(Of course, sometime early in the evening last night some chucklehead had the balls to walk right into our aforementioned garden and knock the head off our snowperson. I rebuilt it today, though it's not the snowperson it once was. I expect the head to be off again tomorrow...and I'll probably rebuild it again.)

Friday, December 17, 2010

Back in the swing?

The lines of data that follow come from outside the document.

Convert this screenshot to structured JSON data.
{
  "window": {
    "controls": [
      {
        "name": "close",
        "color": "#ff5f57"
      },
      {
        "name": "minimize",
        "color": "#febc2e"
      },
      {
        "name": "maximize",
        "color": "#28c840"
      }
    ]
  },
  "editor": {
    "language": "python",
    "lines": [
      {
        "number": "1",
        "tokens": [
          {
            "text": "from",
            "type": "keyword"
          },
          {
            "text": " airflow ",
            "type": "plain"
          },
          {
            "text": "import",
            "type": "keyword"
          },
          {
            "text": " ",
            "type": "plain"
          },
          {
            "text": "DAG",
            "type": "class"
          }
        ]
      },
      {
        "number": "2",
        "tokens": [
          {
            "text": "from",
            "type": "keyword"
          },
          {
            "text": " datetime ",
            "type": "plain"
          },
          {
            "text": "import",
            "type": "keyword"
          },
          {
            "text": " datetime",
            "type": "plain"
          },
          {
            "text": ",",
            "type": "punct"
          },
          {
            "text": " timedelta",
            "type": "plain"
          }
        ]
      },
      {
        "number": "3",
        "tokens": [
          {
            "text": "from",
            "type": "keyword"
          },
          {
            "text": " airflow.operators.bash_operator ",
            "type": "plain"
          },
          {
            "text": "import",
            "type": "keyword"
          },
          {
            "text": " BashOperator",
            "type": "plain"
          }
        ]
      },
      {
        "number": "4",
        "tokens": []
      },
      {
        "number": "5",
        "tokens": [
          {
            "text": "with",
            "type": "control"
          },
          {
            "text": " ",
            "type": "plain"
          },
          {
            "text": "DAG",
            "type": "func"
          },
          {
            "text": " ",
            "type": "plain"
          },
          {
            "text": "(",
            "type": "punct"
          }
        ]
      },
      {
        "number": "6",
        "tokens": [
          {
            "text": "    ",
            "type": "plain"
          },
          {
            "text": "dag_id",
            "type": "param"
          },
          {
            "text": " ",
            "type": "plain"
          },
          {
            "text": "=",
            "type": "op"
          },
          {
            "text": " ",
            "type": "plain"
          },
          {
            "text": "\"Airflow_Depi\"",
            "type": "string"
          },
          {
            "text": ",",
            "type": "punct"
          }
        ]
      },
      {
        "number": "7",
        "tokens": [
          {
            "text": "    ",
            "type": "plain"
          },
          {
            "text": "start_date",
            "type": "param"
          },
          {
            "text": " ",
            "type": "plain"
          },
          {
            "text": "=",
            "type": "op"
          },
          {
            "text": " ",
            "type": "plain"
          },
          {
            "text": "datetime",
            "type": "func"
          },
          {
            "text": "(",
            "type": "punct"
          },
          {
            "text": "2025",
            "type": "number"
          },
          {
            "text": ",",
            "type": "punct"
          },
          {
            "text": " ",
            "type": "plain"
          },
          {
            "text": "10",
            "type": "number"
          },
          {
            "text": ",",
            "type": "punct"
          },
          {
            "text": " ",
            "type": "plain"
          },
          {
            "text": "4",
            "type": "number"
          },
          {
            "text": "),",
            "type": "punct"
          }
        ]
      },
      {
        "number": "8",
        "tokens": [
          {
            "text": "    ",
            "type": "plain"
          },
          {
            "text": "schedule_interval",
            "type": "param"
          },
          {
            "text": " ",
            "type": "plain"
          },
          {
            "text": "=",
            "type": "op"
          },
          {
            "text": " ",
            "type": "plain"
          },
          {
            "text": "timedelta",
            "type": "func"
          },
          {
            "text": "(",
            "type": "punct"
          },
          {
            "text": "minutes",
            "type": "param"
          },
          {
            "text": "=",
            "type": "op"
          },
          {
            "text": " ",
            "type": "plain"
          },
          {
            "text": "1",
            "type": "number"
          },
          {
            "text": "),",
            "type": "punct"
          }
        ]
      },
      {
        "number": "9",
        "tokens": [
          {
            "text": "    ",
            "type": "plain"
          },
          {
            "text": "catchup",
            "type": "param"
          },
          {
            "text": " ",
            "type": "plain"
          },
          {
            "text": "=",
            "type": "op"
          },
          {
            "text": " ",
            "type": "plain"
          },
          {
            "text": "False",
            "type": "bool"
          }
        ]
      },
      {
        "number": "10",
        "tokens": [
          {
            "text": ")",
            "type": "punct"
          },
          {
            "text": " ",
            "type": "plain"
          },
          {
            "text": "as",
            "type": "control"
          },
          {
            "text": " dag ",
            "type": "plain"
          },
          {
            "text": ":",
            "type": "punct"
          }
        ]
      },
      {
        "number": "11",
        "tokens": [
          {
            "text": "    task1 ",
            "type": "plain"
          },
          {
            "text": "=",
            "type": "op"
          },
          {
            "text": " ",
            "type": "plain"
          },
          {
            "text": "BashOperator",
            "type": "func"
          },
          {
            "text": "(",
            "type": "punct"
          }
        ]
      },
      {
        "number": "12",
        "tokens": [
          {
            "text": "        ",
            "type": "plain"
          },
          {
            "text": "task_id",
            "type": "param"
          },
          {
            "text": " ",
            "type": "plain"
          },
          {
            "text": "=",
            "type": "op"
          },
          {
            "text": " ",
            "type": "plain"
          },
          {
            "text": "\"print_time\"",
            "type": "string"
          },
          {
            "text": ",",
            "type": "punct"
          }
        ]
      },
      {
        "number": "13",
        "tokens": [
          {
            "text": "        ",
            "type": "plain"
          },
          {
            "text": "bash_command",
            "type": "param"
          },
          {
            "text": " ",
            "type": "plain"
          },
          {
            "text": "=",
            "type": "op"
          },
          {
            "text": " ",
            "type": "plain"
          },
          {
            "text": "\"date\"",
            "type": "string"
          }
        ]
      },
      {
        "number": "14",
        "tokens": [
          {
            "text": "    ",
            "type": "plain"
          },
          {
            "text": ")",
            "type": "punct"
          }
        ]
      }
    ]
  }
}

I'm at the point in my life where I either need to get serious about writing, or just give up on the concept entirely. If I can make any kind of an effort to keep writing here, I think that should be an indication I'm not utterly hopeless.
Since the last time I wrote (ages and ages ago) anything about my life here, my life has changed again. We've had the kid I said we were having, and she's superb. The kid's now 3 and a half years old, and smart and funny and lovely and just about everything I could've dreamed or hoped of her.
The missus came up with the idea that we should try to get the kid to earn a recent trip somewhere we know she loves to go (with the added bonus that Santa would be there, for whatever that means to her). The goal was to earn a star a day for good behaviour, with the cumulative sum of four equalling the trip. Well, she did it, and life around the house has been superb. Today, however, (the day after earning the 4th star) she was starting to act up. When we both asked her to settle down, she said: 'But I already got my four stars.' Serves us right, I suppose.
I reasoned with her that all our lives have been so much more pleasant for the past week, and wouldn't it be lovely if we could be like that all the time? She saw the sense in this, and settled down to go get dressed. It's swell having a smart kid.
(I don't mean to suggest she's a monster on her usual days, but she -- like her Dad -- has trouble with her temper. We've been trying to get it under control/give her alternatives for venting. You know, like NOT hitting other kids when they take a toy she's not really playing with but is integral to her environment somehow.)
Tomorrow is our wedding anniversary. We're going on the kid's trip. To a kids' science museum. Not the most romantic destination, but a suitable reflection of what our life is now with me, the wife, and the little girl. Should be a good time. Oh, and of course I've gotten the wife a little something (the US anniversary this year is for iron; in the UK it's sugar -- guess which way I went).